  • Consider summer and winter. 3 pairs of wool socks, a short-sleeved shirt, a long sleeved shirt (layering), sweatshirts (as necessary), a rain jacket or poncho (already in your 72-hour kit), change of underwear, shoes, gloves (consider different gloves for working, warmth, and sanitation or medical purposes), hats (winter for heat, summer for sun exposure), pants, etc.

Other Considerations:

  • Additional Water- They recommend a gallon per day per person, but that is primarily for consumption. Consider water used for cleaning, sanitation and other purposes. So, if you can figure out how to carry all this water in your backpacks, please do so. But as a bare minimum, I have two 2-liter soda bottles full of water in each parent kit and one in each kid kit (and remember, you still have 32 or so ounces in your Nalgene bottle). I keep some extra water containers in the bottom of the bins that hold our 72-hour kits. Consider having additional water (portable, not 55-gal drums) in your garage that you can throw in your vehicle if you need to evacuate quickly.

  • Child care items such as diapers, pull ups, wipes, Destin, formula, baby food, etc.

  • Elderly care items including medications

  • Pet considerations (food and water as necessary for 3 days). Also consider spare leashes.

  • Feminine products as necessary

  • Supply of prescription medications. Many doctors, depending on the medication, will provide you an extra week or month prescription, allowing you to keep a supply on hand.
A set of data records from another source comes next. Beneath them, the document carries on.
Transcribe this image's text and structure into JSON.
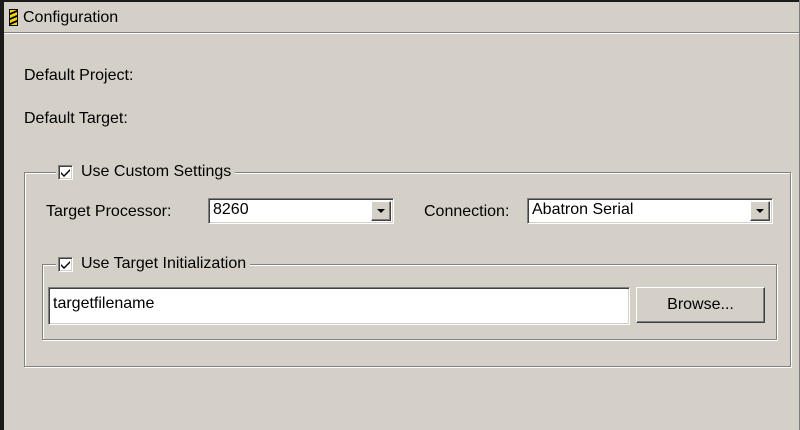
{
  "window": {
    "title": "Configuration",
    "icon": "config-app-icon"
  },
  "defaults": {
    "project_label": "Default Project:",
    "target_label": "Default Target:"
  },
  "custom_settings": {
    "label": "Use Custom Settings",
    "checked": true,
    "processor_label": "Target Processor:",
    "processor_value": "8260",
    "connection_label": "Connection:",
    "connection_value": "Abatron Serial"
  },
  "target_init": {
    "label": "Use Target Initialization",
    "checked": true,
    "filename_value": "targetfilename",
    "browse_label": "Browse..."
  },
  "colors": {
    "face": "#d4d0c8",
    "shadow": "#808080",
    "highlight": "#ffffff",
    "icon_accent": "#f7d600"
  }
}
Rotate through this of course.

  • Copy of important documents- This is basically a digital copy on a thumb drive of all your important docs. Here is a link to The Documents Kit Module.

  • Copy of your Home Manual- Keep a copy of your home manual in a parent or master kit. Remember, this Home Manual documents your entire emergency preparedness plan and supplies. Here is a link to The Home Manual Module.

Final Note:

There are a few items not covered here that many ask about, and that is tents, sleeping bags, ground pads, ground cloths, etc. We have all of these items ready to go at a moment's notice, but I do not store them with our 72-hour kits. They are all kept together near another exit. I address these items in more detail in my Shelter Sleeping and Heating module.

So this is the overview of how my family and I have set up our 72-hour kits. Admittedly, I am constantly revising, adding to, and removing items for evolving reasons. But I am always up for suggestions and critiques as that is how I learn. So please feel free to reach out with any comments, questions, or suggestions.

Page updated: 8/12/21